> Your goal:
With the images left out, print every entry that follows exactly.

> Exercise material:
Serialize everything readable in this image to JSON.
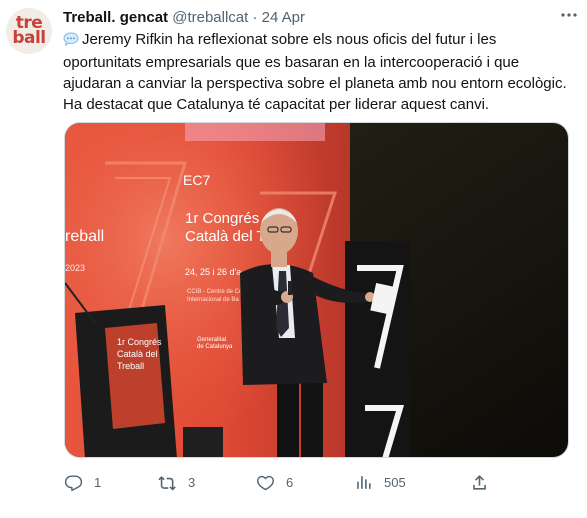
{
  "avatar": {
    "line1": "tre",
    "line2": "ball"
  },
  "tweet": {
    "author_name": "Treball. gencat",
    "handle": "@treballcat",
    "separator": "·",
    "date": "24 Apr",
    "text": "Jeremy Rifkin ha reflexionat sobre els nous oficis del futur i les oportunitats empresarials que es basaran en la intercooperació i que ajudaran a canviar la perspectiva sobre el planeta amb nou entorn ecològic. Ha destacat que Catalunya té capacitat per liderar aquest canvi."
  },
  "media": {
    "banner_left_line1": "reball",
    "banner_left_line2": "2023",
    "banner_logo": "EC7",
    "banner_title_line1": "1r Congrés",
    "banner_title_line2": "Català del Treb",
    "banner_dates": "24, 25 i 26 d'a",
    "banner_sub1": "CCIB - Centre de Co",
    "banner_sub2": "Internacional de Ba",
    "banner_gencat1": "Generalitat",
    "banner_gencat2": "de Catalunya",
    "podium_line1": "1r Congrés",
    "podium_line2": "Català del",
    "podium_line3": "Treball"
  },
  "actions": {
    "reply_count": "1",
    "retweet_count": "3",
    "like_count": "6",
    "views_count": "505"
  },
  "colors": {
    "accent_text": "#536471",
    "brand_red": "#c8423a"
  }
}
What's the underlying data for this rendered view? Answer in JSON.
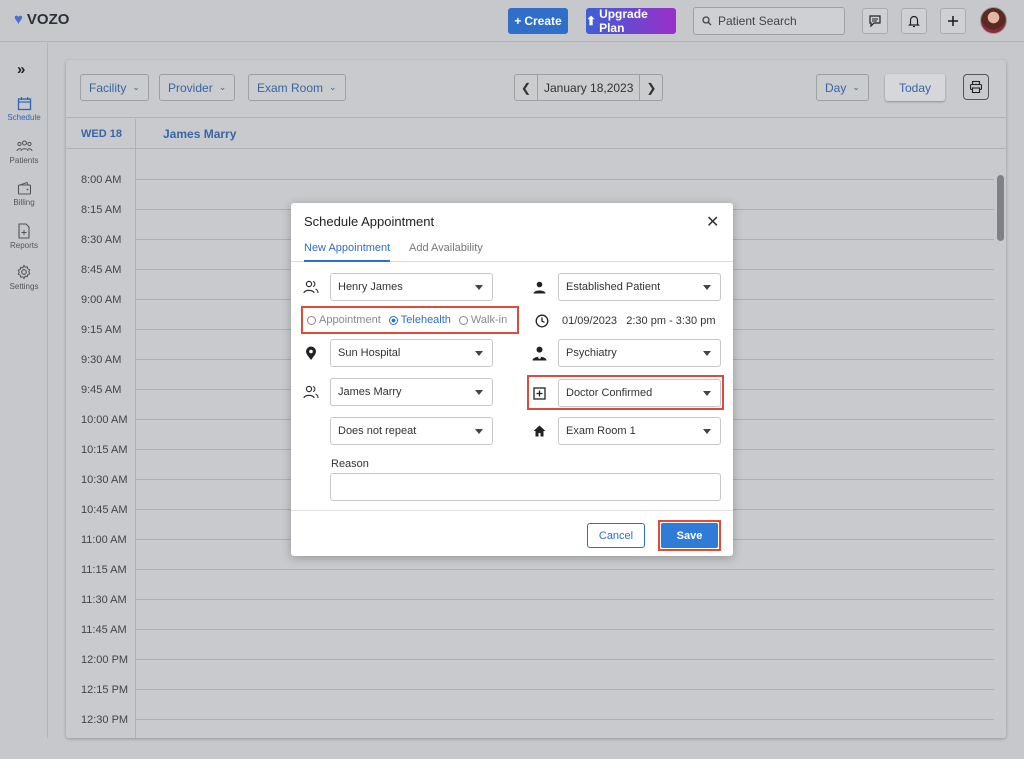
{
  "app": {
    "logo": "VOZO"
  },
  "topbar": {
    "create_label": "Create",
    "upgrade_label": "Upgrade Plan",
    "search_placeholder": "Patient Search"
  },
  "sidebar": {
    "items": [
      {
        "label": "Schedule",
        "icon": "calendar-icon",
        "active": true
      },
      {
        "label": "Patients",
        "icon": "patients-icon",
        "active": false
      },
      {
        "label": "Billing",
        "icon": "wallet-icon",
        "active": false
      },
      {
        "label": "Reports",
        "icon": "report-icon",
        "active": false
      },
      {
        "label": "Settings",
        "icon": "gear-icon",
        "active": false
      }
    ]
  },
  "filters": {
    "facility": "Facility",
    "provider": "Provider",
    "exam_room": "Exam Room",
    "date": "January 18,2023",
    "view": "Day",
    "today": "Today"
  },
  "calendar": {
    "day_header": "WED 18",
    "provider_header": "James Marry",
    "times": [
      "8:00 AM",
      "8:15 AM",
      "8:30 AM",
      "8:45 AM",
      "9:00 AM",
      "9:15 AM",
      "9:30 AM",
      "9:45 AM",
      "10:00 AM",
      "10:15 AM",
      "10:30 AM",
      "10:45 AM",
      "11:00 AM",
      "11:15 AM",
      "11:30 AM",
      "11:45 AM",
      "12:00 PM",
      "12:15 PM",
      "12:30 PM"
    ]
  },
  "modal": {
    "title": "Schedule Appointment",
    "tabs": {
      "new": "New Appointment",
      "availability": "Add Availability"
    },
    "patient": "Henry James",
    "visit_types": {
      "appointment": "Appointment",
      "telehealth": "Telehealth",
      "walkin": "Walk-in",
      "selected": "Telehealth"
    },
    "facility": "Sun Hospital",
    "provider": "James Marry",
    "repeat": "Does not repeat",
    "patient_type": "Established Patient",
    "date": "01/09/2023",
    "time": "2:30 pm - 3:30 pm",
    "specialty": "Psychiatry",
    "status": "Doctor Confirmed",
    "room": "Exam Room 1",
    "reason_label": "Reason",
    "reason_value": "",
    "cancel_label": "Cancel",
    "save_label": "Save"
  },
  "colors": {
    "accent": "#2f6fc8",
    "highlight": "#e04a3b"
  }
}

> Result:
Serialize everything readable in this image to JSON.
{
  "avatar": {
    "line1": "tre",
    "line2": "ball"
  },
  "tweet": {
    "author_name": "Treball. gencat",
    "handle": "@treballcat",
    "separator": "·",
    "date": "24 Apr",
    "text": "Jeremy Rifkin ha reflexionat sobre els nous oficis del futur i les oportunitats empresarials que es basaran en la intercooperació i que ajudaran a canviar la perspectiva sobre el planeta amb nou entorn ecològic. Ha destacat que Catalunya té capacitat per liderar aquest canvi."
  },
  "media": {
    "banner_left_line1": "reball",
    "banner_left_line2": "2023",
    "banner_logo": "EC7",
    "banner_title_line1": "1r Congrés",
    "banner_title_line2": "Català del Treb",
    "banner_dates": "24, 25 i 26 d'a",
    "banner_sub1": "CCIB - Centre de Co",
    "banner_sub2": "Internacional de Ba",
    "banner_gencat1": "Generalitat",
    "banner_gencat2": "de Catalunya",
    "podium_line1": "1r Congrés",
    "podium_line2": "Català del",
    "podium_line3": "Treball"
  },
  "actions": {
    "reply_count": "1",
    "retweet_count": "3",
    "like_count": "6",
    "views_count": "505"
  },
  "colors": {
    "accent_text": "#536471",
    "brand_red": "#c8423a"
  }
}
What's the underlying data for this rendered view? Answer in JSON.
{
  "app": {
    "logo": "VOZO"
  },
  "topbar": {
    "create_label": "Create",
    "upgrade_label": "Upgrade Plan",
    "search_placeholder": "Patient Search"
  },
  "sidebar": {
    "items": [
      {
        "label": "Schedule",
        "icon": "calendar-icon",
        "active": true
      },
      {
        "label": "Patients",
        "icon": "patients-icon",
        "active": false
      },
      {
        "label": "Billing",
        "icon": "wallet-icon",
        "active": false
      },
      {
        "label": "Reports",
        "icon": "report-icon",
        "active": false
      },
      {
        "label": "Settings",
        "icon": "gear-icon",
        "active": false
      }
    ]
  },
  "filters": {
    "facility": "Facility",
    "provider": "Provider",
    "exam_room": "Exam Room",
    "date": "January 18,2023",
    "view": "Day",
    "today": "Today"
  },
  "calendar": {
    "day_header": "WED 18",
    "provider_header": "James Marry",
    "times": [
      "8:00 AM",
      "8:15 AM",
      "8:30 AM",
      "8:45 AM",
      "9:00 AM",
      "9:15 AM",
      "9:30 AM",
      "9:45 AM",
      "10:00 AM",
      "10:15 AM",
      "10:30 AM",
      "10:45 AM",
      "11:00 AM",
      "11:15 AM",
      "11:30 AM",
      "11:45 AM",
      "12:00 PM",
      "12:15 PM",
      "12:30 PM"
    ]
  },
  "modal": {
    "title": "Schedule Appointment",
    "tabs": {
      "new": "New Appointment",
      "availability": "Add Availability"
    },
    "patient": "Henry James",
    "visit_types": {
      "appointment": "Appointment",
      "telehealth": "Telehealth",
      "walkin": "Walk-in",
      "selected": "Telehealth"
    },
    "facility": "Sun Hospital",
    "provider": "James Marry",
    "repeat": "Does not repeat",
    "patient_type": "Established Patient",
    "date": "01/09/2023",
    "time": "2:30 pm - 3:30 pm",
    "specialty": "Psychiatry",
    "status": "Doctor Confirmed",
    "room": "Exam Room 1",
    "reason_label": "Reason",
    "reason_value": "",
    "cancel_label": "Cancel",
    "save_label": "Save"
  },
  "colors": {
    "accent": "#2f6fc8",
    "highlight": "#e04a3b"
  }
}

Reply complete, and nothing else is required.